__Problem to work on__
What follows is a set of entries; retype all of them exactly.

Top of Available data

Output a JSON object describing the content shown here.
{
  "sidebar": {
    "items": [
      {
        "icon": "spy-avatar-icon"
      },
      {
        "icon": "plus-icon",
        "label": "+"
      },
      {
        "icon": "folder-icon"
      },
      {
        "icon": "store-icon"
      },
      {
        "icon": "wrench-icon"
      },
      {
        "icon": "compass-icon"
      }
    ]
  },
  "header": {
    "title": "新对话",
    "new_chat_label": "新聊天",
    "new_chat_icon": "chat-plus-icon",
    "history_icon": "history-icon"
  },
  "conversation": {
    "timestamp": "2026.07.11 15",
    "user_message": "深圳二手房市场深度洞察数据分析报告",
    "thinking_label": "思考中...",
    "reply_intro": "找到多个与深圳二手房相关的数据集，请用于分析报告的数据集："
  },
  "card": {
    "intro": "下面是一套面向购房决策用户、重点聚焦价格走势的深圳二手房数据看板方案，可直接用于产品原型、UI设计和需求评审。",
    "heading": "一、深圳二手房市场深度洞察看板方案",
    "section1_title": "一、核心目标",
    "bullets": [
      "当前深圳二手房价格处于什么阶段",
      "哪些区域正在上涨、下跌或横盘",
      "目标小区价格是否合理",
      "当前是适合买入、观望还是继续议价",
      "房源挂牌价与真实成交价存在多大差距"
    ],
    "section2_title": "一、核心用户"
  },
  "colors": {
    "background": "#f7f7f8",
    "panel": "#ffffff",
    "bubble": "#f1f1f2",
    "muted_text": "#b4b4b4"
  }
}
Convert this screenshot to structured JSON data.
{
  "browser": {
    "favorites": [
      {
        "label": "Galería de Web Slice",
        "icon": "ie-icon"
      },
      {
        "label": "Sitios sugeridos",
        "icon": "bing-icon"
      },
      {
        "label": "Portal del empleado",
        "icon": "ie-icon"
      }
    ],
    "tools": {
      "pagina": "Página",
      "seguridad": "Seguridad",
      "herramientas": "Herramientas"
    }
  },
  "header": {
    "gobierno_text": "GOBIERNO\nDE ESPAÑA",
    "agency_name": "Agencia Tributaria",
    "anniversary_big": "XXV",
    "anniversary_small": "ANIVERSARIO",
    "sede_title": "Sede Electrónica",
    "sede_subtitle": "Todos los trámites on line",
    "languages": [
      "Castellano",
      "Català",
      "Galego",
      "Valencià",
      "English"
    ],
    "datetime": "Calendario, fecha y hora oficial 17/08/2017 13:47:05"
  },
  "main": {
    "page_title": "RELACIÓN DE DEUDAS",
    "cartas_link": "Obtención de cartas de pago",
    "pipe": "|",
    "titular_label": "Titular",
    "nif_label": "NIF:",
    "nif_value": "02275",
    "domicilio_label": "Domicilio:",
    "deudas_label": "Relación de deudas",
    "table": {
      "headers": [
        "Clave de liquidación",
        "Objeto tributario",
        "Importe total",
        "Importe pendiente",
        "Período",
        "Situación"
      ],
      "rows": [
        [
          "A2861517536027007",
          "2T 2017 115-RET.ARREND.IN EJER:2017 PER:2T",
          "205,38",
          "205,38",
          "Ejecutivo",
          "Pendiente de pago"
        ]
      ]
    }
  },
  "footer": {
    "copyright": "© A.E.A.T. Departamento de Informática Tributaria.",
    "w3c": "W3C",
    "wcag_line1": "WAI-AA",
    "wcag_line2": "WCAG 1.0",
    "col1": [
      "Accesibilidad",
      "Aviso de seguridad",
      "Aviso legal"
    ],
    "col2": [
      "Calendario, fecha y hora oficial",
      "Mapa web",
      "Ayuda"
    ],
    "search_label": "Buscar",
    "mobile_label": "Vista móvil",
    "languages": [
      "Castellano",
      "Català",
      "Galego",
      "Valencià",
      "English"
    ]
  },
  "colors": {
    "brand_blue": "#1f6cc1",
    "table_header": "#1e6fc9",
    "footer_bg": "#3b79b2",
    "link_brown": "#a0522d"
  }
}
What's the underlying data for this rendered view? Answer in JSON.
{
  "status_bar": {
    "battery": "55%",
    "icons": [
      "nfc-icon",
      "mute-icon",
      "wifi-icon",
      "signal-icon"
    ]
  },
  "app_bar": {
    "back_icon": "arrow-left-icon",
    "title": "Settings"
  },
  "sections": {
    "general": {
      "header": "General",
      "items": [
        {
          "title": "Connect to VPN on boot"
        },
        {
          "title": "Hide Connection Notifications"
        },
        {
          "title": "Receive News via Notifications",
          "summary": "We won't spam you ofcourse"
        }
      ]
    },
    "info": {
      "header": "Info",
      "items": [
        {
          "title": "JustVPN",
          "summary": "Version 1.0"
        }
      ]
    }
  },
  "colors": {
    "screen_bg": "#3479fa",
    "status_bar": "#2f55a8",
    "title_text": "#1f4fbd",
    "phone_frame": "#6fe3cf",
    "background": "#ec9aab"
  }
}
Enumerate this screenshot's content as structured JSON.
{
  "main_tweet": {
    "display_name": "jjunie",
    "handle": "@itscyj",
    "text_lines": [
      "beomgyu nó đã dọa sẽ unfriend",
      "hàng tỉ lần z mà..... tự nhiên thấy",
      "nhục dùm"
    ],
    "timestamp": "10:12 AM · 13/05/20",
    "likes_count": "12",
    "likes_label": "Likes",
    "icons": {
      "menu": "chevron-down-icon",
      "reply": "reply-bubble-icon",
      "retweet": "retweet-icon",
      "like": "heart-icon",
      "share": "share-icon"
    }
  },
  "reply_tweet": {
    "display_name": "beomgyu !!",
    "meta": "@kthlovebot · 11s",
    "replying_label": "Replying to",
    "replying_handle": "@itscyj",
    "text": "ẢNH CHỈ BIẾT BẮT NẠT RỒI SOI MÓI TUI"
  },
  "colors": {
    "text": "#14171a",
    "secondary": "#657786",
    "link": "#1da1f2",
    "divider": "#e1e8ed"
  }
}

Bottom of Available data

__Answer below__
Output a JSON object describing the content shown here.
{
  "sidebar": {
    "items": [
      {
        "icon": "spy-avatar-icon"
      },
      {
        "icon": "plus-icon",
        "label": "+"
      },
      {
        "icon": "folder-icon"
      },
      {
        "icon": "store-icon"
      },
      {
        "icon": "wrench-icon"
      },
      {
        "icon": "compass-icon"
      }
    ]
  },
  "header": {
    "title": "新对话",
    "new_chat_label": "新聊天",
    "new_chat_icon": "chat-plus-icon",
    "history_icon": "history-icon"
  },
  "conversation": {
    "timestamp": "2026.07.11 15",
    "user_message": "深圳二手房市场深度洞察数据分析报告",
    "thinking_label": "思考中...",
    "reply_intro": "找到多个与深圳二手房相关的数据集，请用于分析报告的数据集："
  },
  "card": {
    "intro": "下面是一套面向购房决策用户、重点聚焦价格走势的深圳二手房数据看板方案，可直接用于产品原型、UI设计和需求评审。",
    "heading": "一、深圳二手房市场深度洞察看板方案",
    "section1_title": "一、核心目标",
    "bullets": [
      "当前深圳二手房价格处于什么阶段",
      "哪些区域正在上涨、下跌或横盘",
      "目标小区价格是否合理",
      "当前是适合买入、观望还是继续议价",
      "房源挂牌价与真实成交价存在多大差距"
    ],
    "section2_title": "一、核心用户"
  },
  "colors": {
    "background": "#f7f7f8",
    "panel": "#ffffff",
    "bubble": "#f1f1f2",
    "muted_text": "#b4b4b4"
  }
}
Convert this screenshot to structured JSON data.
{
  "browser": {
    "favorites": [
      {
        "label": "Galería de Web Slice",
        "icon": "ie-icon"
      },
      {
        "label": "Sitios sugeridos",
        "icon": "bing-icon"
      },
      {
        "label": "Portal del empleado",
        "icon": "ie-icon"
      }
    ],
    "tools": {
      "pagina": "Página",
      "seguridad": "Seguridad",
      "herramientas": "Herramientas"
    }
  },
  "header": {
    "gobierno_text": "GOBIERNO\nDE ESPAÑA",
    "agency_name": "Agencia Tributaria",
    "anniversary_big": "XXV",
    "anniversary_small": "ANIVERSARIO",
    "sede_title": "Sede Electrónica",
    "sede_subtitle": "Todos los trámites on line",
    "languages": [
      "Castellano",
      "Català",
      "Galego",
      "Valencià",
      "English"
    ],
    "datetime": "Calendario, fecha y hora oficial 17/08/2017 13:47:05"
  },
  "main": {
    "page_title": "RELACIÓN DE DEUDAS",
    "cartas_link": "Obtención de cartas de pago",
    "pipe": "|",
    "titular_label": "Titular",
    "nif_label": "NIF:",
    "nif_value": "02275",
    "domicilio_label": "Domicilio:",
    "deudas_label": "Relación de deudas",
    "table": {
      "headers": [
        "Clave de liquidación",
        "Objeto tributario",
        "Importe total",
        "Importe pendiente",
        "Período",
        "Situación"
      ],
      "rows": [
        [
          "A2861517536027007",
          "2T 2017 115-RET.ARREND.IN EJER:2017 PER:2T",
          "205,38",
          "205,38",
          "Ejecutivo",
          "Pendiente de pago"
        ]
      ]
    }
  },
  "footer": {
    "copyright": "© A.E.A.T. Departamento de Informática Tributaria.",
    "w3c": "W3C",
    "wcag_line1": "WAI-AA",
    "wcag_line2": "WCAG 1.0",
    "col1": [
      "Accesibilidad",
      "Aviso de seguridad",
      "Aviso legal"
    ],
    "col2": [
      "Calendario, fecha y hora oficial",
      "Mapa web",
      "Ayuda"
    ],
    "search_label": "Buscar",
    "mobile_label": "Vista móvil",
    "languages": [
      "Castellano",
      "Català",
      "Galego",
      "Valencià",
      "English"
    ]
  },
  "colors": {
    "brand_blue": "#1f6cc1",
    "table_header": "#1e6fc9",
    "footer_bg": "#3b79b2",
    "link_brown": "#a0522d"
  }
}
What's the underlying data for this rendered view? Answer in JSON.
{
  "status_bar": {
    "battery": "55%",
    "icons": [
      "nfc-icon",
      "mute-icon",
      "wifi-icon",
      "signal-icon"
    ]
  },
  "app_bar": {
    "back_icon": "arrow-left-icon",
    "title": "Settings"
  },
  "sections": {
    "general": {
      "header": "General",
      "items": [
        {
          "title": "Connect to VPN on boot"
        },
        {
          "title": "Hide Connection Notifications"
        },
        {
          "title": "Receive News via Notifications",
          "summary": "We won't spam you ofcourse"
        }
      ]
    },
    "info": {
      "header": "Info",
      "items": [
        {
          "title": "JustVPN",
          "summary": "Version 1.0"
        }
      ]
    }
  },
  "colors": {
    "screen_bg": "#3479fa",
    "status_bar": "#2f55a8",
    "title_text": "#1f4fbd",
    "phone_frame": "#6fe3cf",
    "background": "#ec9aab"
  }
}
Enumerate this screenshot's content as structured JSON.
{
  "main_tweet": {
    "display_name": "jjunie",
    "handle": "@itscyj",
    "text_lines": [
      "beomgyu nó đã dọa sẽ unfriend",
      "hàng tỉ lần z mà..... tự nhiên thấy",
      "nhục dùm"
    ],
    "timestamp": "10:12 AM · 13/05/20",
    "likes_count": "12",
    "likes_label": "Likes",
    "icons": {
      "menu": "chevron-down-icon",
      "reply": "reply-bubble-icon",
      "retweet": "retweet-icon",
      "like": "heart-icon",
      "share": "share-icon"
    }
  },
  "reply_tweet": {
    "display_name": "beomgyu !!",
    "meta": "@kthlovebot · 11s",
    "replying_label": "Replying to",
    "replying_handle": "@itscyj",
    "text": "ẢNH CHỈ BIẾT BẮT NẠT RỒI SOI MÓI TUI"
  },
  "colors": {
    "text": "#14171a",
    "secondary": "#657786",
    "link": "#1da1f2",
    "divider": "#e1e8ed"
  }
}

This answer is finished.